*** Opening Data to process ***

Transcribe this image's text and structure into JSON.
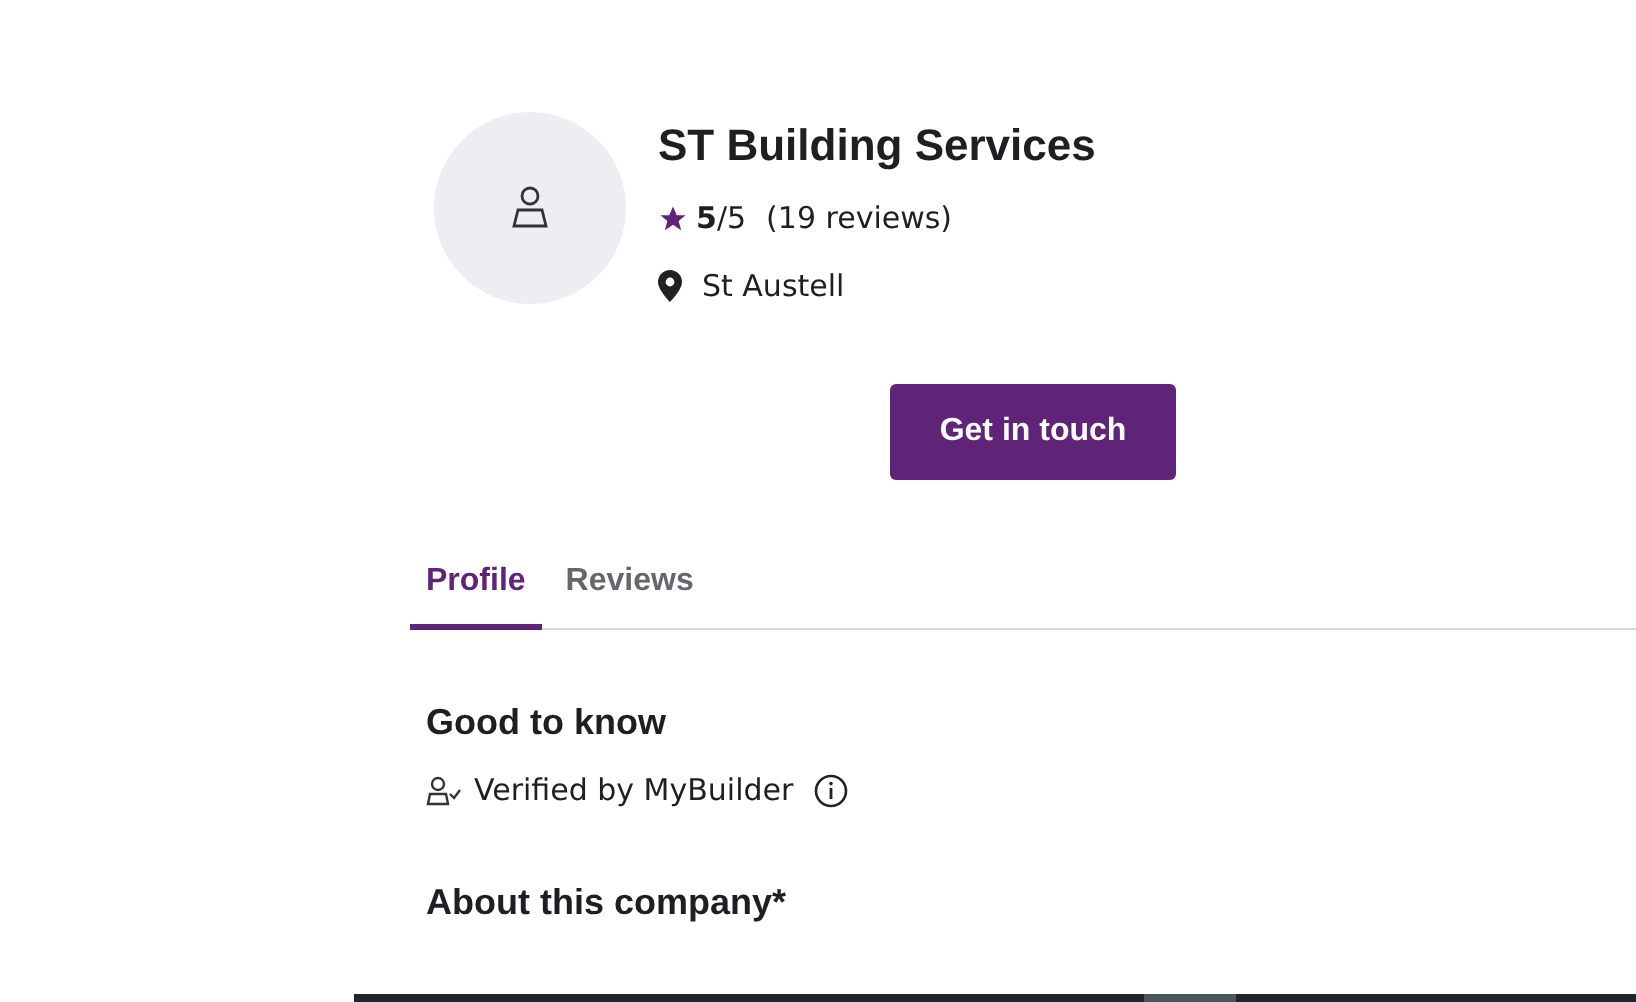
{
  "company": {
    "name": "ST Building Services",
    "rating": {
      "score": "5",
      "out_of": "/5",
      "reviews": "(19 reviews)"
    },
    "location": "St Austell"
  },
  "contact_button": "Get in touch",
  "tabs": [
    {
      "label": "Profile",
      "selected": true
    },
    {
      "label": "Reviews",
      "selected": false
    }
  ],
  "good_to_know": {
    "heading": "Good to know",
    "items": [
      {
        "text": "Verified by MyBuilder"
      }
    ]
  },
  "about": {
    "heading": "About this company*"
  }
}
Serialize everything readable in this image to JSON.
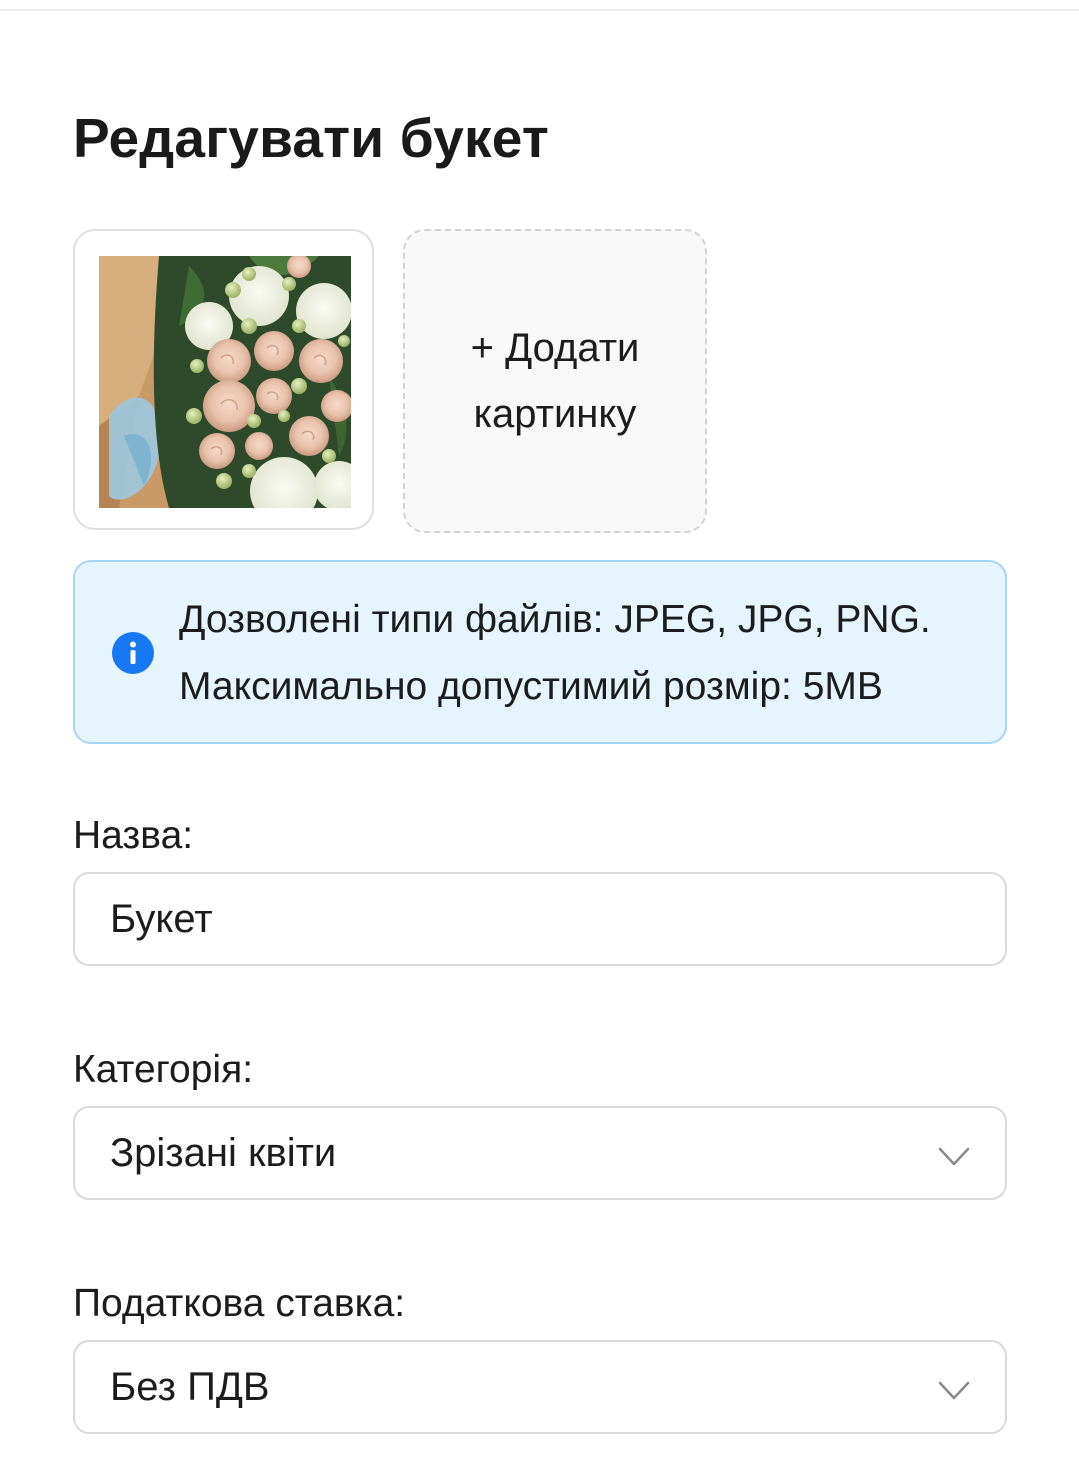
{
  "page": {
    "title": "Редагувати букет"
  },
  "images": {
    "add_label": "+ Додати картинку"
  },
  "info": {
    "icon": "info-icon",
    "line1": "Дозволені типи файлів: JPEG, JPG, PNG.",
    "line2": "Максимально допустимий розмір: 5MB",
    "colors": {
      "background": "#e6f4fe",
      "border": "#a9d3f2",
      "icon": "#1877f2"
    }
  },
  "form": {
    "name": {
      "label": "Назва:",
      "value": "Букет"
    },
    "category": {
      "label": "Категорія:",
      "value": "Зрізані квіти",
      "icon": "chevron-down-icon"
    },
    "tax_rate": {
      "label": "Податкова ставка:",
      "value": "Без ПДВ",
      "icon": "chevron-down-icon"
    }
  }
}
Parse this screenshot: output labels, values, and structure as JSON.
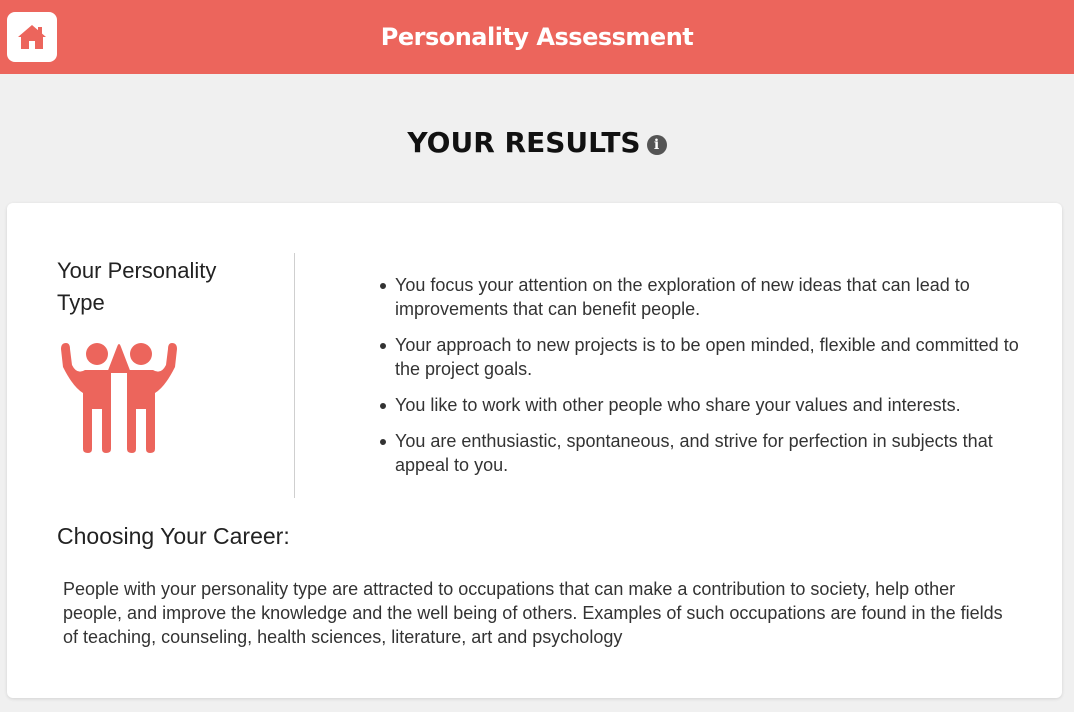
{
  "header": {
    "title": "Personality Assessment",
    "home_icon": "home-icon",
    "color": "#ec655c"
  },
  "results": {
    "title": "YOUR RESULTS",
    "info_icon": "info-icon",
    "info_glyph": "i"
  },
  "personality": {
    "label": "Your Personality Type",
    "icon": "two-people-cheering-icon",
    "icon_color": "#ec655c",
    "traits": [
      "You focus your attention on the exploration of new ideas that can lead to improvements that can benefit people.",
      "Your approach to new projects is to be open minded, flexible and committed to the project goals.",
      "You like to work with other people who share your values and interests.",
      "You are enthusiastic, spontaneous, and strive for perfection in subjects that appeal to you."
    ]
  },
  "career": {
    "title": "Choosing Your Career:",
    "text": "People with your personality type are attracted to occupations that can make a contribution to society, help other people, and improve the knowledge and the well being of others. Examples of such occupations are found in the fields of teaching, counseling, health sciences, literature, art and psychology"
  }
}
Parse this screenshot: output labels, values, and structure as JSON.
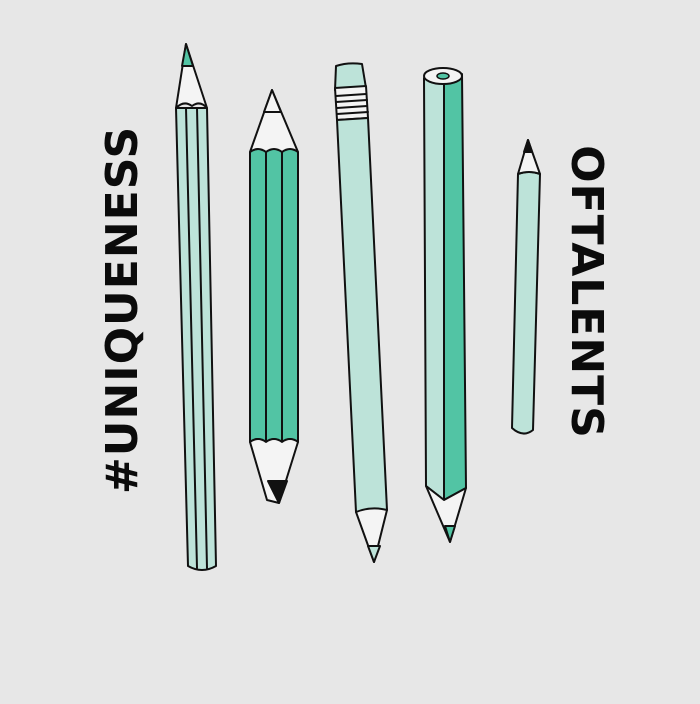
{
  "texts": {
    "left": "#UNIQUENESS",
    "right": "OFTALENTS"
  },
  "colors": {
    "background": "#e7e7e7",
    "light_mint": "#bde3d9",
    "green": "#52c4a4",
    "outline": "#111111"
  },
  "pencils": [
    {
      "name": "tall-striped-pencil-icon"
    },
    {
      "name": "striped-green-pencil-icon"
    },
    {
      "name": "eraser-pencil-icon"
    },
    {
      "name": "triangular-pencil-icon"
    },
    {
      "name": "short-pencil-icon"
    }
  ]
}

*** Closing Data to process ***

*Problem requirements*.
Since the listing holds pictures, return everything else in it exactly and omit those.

*Written solution*.
Transcribe this image's text and structure into JSON.
{
  "company": {
    "name": "ST Building Services",
    "rating": {
      "score": "5",
      "out_of": "/5",
      "reviews": "(19 reviews)"
    },
    "location": "St Austell"
  },
  "contact_button": "Get in touch",
  "tabs": [
    {
      "label": "Profile",
      "selected": true
    },
    {
      "label": "Reviews",
      "selected": false
    }
  ],
  "good_to_know": {
    "heading": "Good to know",
    "items": [
      {
        "text": "Verified by MyBuilder"
      }
    ]
  },
  "about": {
    "heading": "About this company*"
  }
}
Serialize everything readable in this image to JSON.
{
  "page": {
    "title": "Редагувати букет"
  },
  "images": {
    "add_label": "+ Додати картинку"
  },
  "info": {
    "icon": "info-icon",
    "line1": "Дозволені типи файлів: JPEG, JPG, PNG.",
    "line2": "Максимально допустимий розмір: 5MB",
    "colors": {
      "background": "#e6f4fe",
      "border": "#a9d3f2",
      "icon": "#1877f2"
    }
  },
  "form": {
    "name": {
      "label": "Назва:",
      "value": "Букет"
    },
    "category": {
      "label": "Категорія:",
      "value": "Зрізані квіти",
      "icon": "chevron-down-icon"
    },
    "tax_rate": {
      "label": "Податкова ставка:",
      "value": "Без ПДВ",
      "icon": "chevron-down-icon"
    }
  }
}
Parse this screenshot: output labels, values, and structure as JSON.
{
  "header": {
    "title": "Personality Assessment",
    "home_icon": "home-icon",
    "color": "#ec655c"
  },
  "results": {
    "title": "YOUR RESULTS",
    "info_icon": "info-icon",
    "info_glyph": "i"
  },
  "personality": {
    "label": "Your Personality Type",
    "icon": "two-people-cheering-icon",
    "icon_color": "#ec655c",
    "traits": [
      "You focus your attention on the exploration of new ideas that can lead to improvements that can benefit people.",
      "Your approach to new projects is to be open minded, flexible and committed to the project goals.",
      "You like to work with other people who share your values and interests.",
      "You are enthusiastic, spontaneous, and strive for perfection in subjects that appeal to you."
    ]
  },
  "career": {
    "title": "Choosing Your Career:",
    "text": "People with your personality type are attracted to occupations that can make a contribution to society, help other people, and improve the knowledge and the well being of others. Examples of such occupations are found in the fields of teaching, counseling, health sciences, literature, art and psychology"
  }
}
Parse this screenshot: output labels, values, and structure as JSON.
{
  "texts": {
    "left": "#UNIQUENESS",
    "right": "OFTALENTS"
  },
  "colors": {
    "background": "#e7e7e7",
    "light_mint": "#bde3d9",
    "green": "#52c4a4",
    "outline": "#111111"
  },
  "pencils": [
    {
      "name": "tall-striped-pencil-icon"
    },
    {
      "name": "striped-green-pencil-icon"
    },
    {
      "name": "eraser-pencil-icon"
    },
    {
      "name": "triangular-pencil-icon"
    },
    {
      "name": "short-pencil-icon"
    }
  ]
}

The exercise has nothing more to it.